After Ms. Rodriguez had a contacts and eyeglass purchase go horribly wrong (she was sold counterfeit goods – and the immigrant business owner was threatening, harassing and even posed as Ms. Rodriguez to try to cause trouble with Ms. Rodriguez’s credit card issuing company Citibank, she decided to investigate and push authorities to do something about a company called DecorMyEyes. Here is an excerpt from the investigative article of 11/26/2010 of

(Beginning of quote from NY Times Article of David Segal)

By then, Ms. Rodriguez had learned a lot more about DecorMyEyes on Get Satisfaction, an advocacy Web site where consumers vent en masse.

Dozens of people over the last three years, she found, had nearly identical tales about DecorMyEyes: a purchase gone wrong, followed by phone calls, e-mails and threats, sometimes lasting for months or years.

Occasionally, the owner of DecorMyEyes gave his name to these customers as Stanley Bolds, but the consensus at Get Satisfaction was that he and Tony Russo were the same person. Others dug around a little deeper and decided that both names were fictitious and that the company was actually owned and run by a man named Vitaly Borker.

Today, when reading the dozens of comments about DecorMyEyes, it is hard to decide which one conveys the most outrage. It is easy, though, to choose the most outrageous. It was written by Mr. Russo/Bolds/Borker himself.

“Hello, My name is Stanley with DecorMyEyes.com,” the post began. “I just wanted to let you guys know that the more replies you people post, the more business and the more hits and sales I get. My goal is NEGATIVE advertisement.”

It’s all part of a sales strategy, he said. Online chatter about DecorMyEyes, even furious online chatter, pushed the site higher in Google search results, which led to greater sales. He closed with a sardonic expression of gratitude: “I never had the amount of traffic I have now since my 1st complaint. I am in heaven.”

That would sound like schoolyard taunting but for this fact: The post is two years old. Between then and now, hundreds of additional tirades have been tacked to Get Satisfaction, ComplaintsBoard.com, ConsumerAffairs.com and sites like them.

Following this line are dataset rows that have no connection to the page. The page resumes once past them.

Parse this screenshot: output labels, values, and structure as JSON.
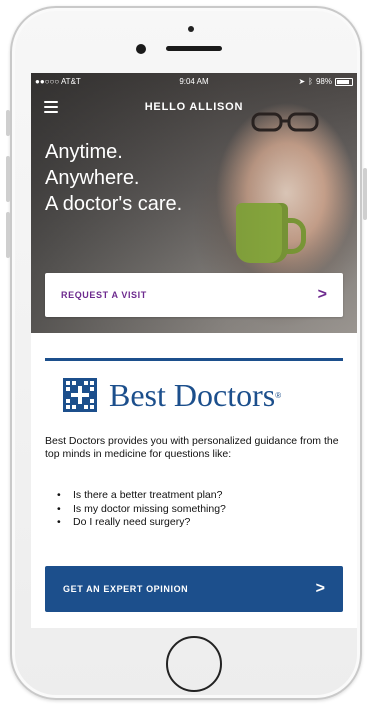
{
  "status_bar": {
    "carrier": "●●○○○ AT&T",
    "time": "9:04 AM",
    "battery": "98%"
  },
  "header": {
    "greeting": "HELLO ALLISON"
  },
  "hero": {
    "lines": [
      "Anytime.",
      "Anywhere.",
      "A doctor's care."
    ]
  },
  "visit_card": {
    "label": "REQUEST A VISIT",
    "chevron": ">"
  },
  "brand": {
    "name": "Best Doctors",
    "trademark": "®"
  },
  "description": "Best Doctors provides you with personalized guidance from the top minds in medicine for questions like:",
  "questions": [
    "Is there a better treatment plan?",
    "Is my doctor missing something?",
    "Do I really need surgery?"
  ],
  "expert_button": {
    "label": "GET AN EXPERT OPINION",
    "chevron": ">"
  },
  "colors": {
    "brand_blue": "#1c4f8c",
    "accent_purple": "#6d2a8e"
  }
}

Not only has this heap of grievances failed to deter DecorMyEyes, but as Ms. Rodriguez’s all-too-cursory Google search demonstrated, the company can show up in the most coveted place on the Internet’s most powerful site.

Which means the owner of DecorMyEyes might be more than just a combustible bully with a mean streak and a potty mouth. He might also be a pioneer of a new brand of anti-salesmanship — utterly noxious retail — that is facilitated by the quirks and shortcomings of Internet commerce and that tramples long-cherished traditions of customer service, like deference and charm.

Nice? No.

Profitable?

“Very,” says Vitaly Borker, the founder and owner of DecorMyEyes, during the first of several surprisingly unguarded conversations.

“I’ve exploited this opportunity because it works. No matter where they post their negative comments, it helps my return on investment. So I decided, why not use that negativity to my advantage?”

(End of Quote)

Note that I DID NOT link this blog post to the DecorMyEyes website – any sort of link to DecorMyEyes would help the Google standing of DecorMyEyes.

Get the picture?

Be careful out there…